» WORK TO COMPLETE: In how many lines of the data does the word "value" appear? Give the number by itself.

Top of TASK MATERIAL

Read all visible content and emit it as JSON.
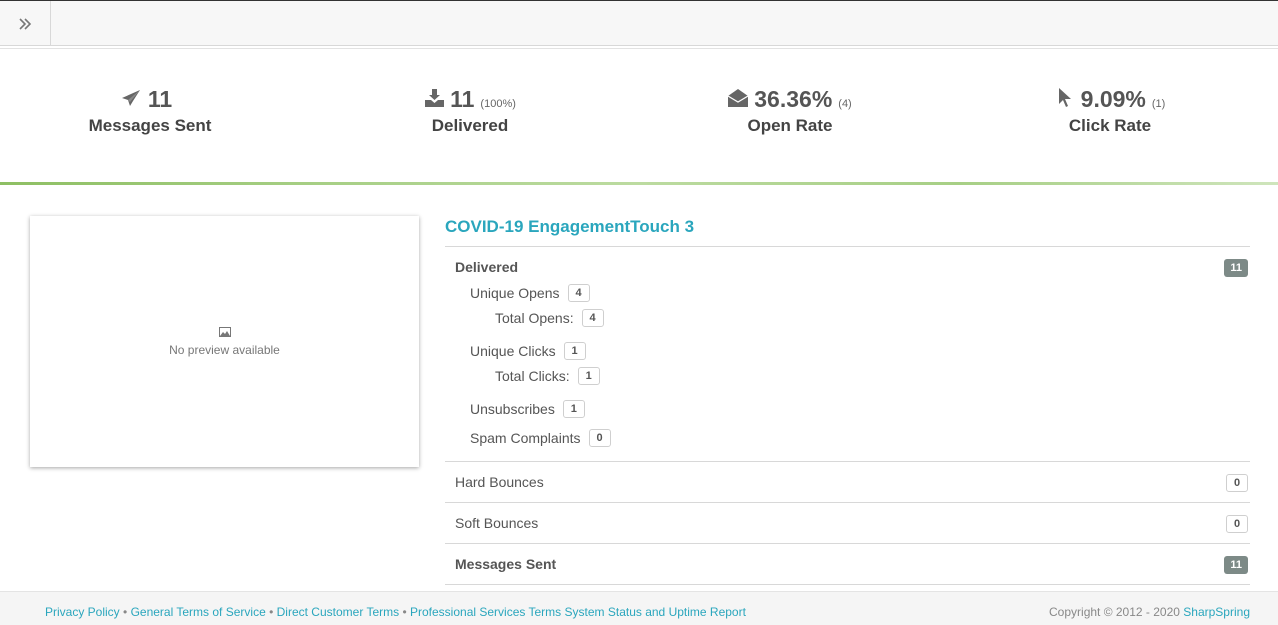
{
  "topbar": {
    "toggle_icon": "double-chevron-right-icon"
  },
  "stats": [
    {
      "icon": "paper-plane-icon",
      "value": "11",
      "sub": "",
      "label": "Messages Sent"
    },
    {
      "icon": "inbox-download-icon",
      "value": "11",
      "sub": "(100%)",
      "label": "Delivered"
    },
    {
      "icon": "open-envelope-icon",
      "value": "36.36%",
      "sub": "(4)",
      "label": "Open Rate"
    },
    {
      "icon": "mouse-pointer-icon",
      "value": "9.09%",
      "sub": "(1)",
      "label": "Click Rate"
    }
  ],
  "preview": {
    "icon": "image-icon",
    "text": "No preview available"
  },
  "details": {
    "title": "COVID-19 EngagementTouch 3",
    "delivered": {
      "label": "Delivered",
      "count": "11"
    },
    "unique_opens": {
      "label": "Unique Opens",
      "count": "4"
    },
    "total_opens": {
      "label": "Total Opens:",
      "count": "4"
    },
    "unique_clicks": {
      "label": "Unique Clicks",
      "count": "1"
    },
    "total_clicks": {
      "label": "Total Clicks:",
      "count": "1"
    },
    "unsubscribes": {
      "label": "Unsubscribes",
      "count": "1"
    },
    "spam": {
      "label": "Spam Complaints",
      "count": "0"
    },
    "hard_bounces": {
      "label": "Hard Bounces",
      "count": "0"
    },
    "soft_bounces": {
      "label": "Soft Bounces",
      "count": "0"
    },
    "messages_sent": {
      "label": "Messages Sent",
      "count": "11"
    }
  },
  "footer": {
    "privacy": "Privacy Policy",
    "sep": "•",
    "general_terms": "General Terms of Service",
    "direct_terms": "Direct Customer Terms",
    "professional_terms": "Professional Services Terms",
    "status": "System Status and Uptime Report",
    "copyright": "Copyright © 2012 - 2020",
    "brand": "SharpSpring"
  },
  "colors": {
    "accent": "#2aa6bd",
    "badge_dark": "#7d8a87",
    "progress_green": "#8ebf63"
  }
}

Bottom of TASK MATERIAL

» EXPECTED ANSWER: 4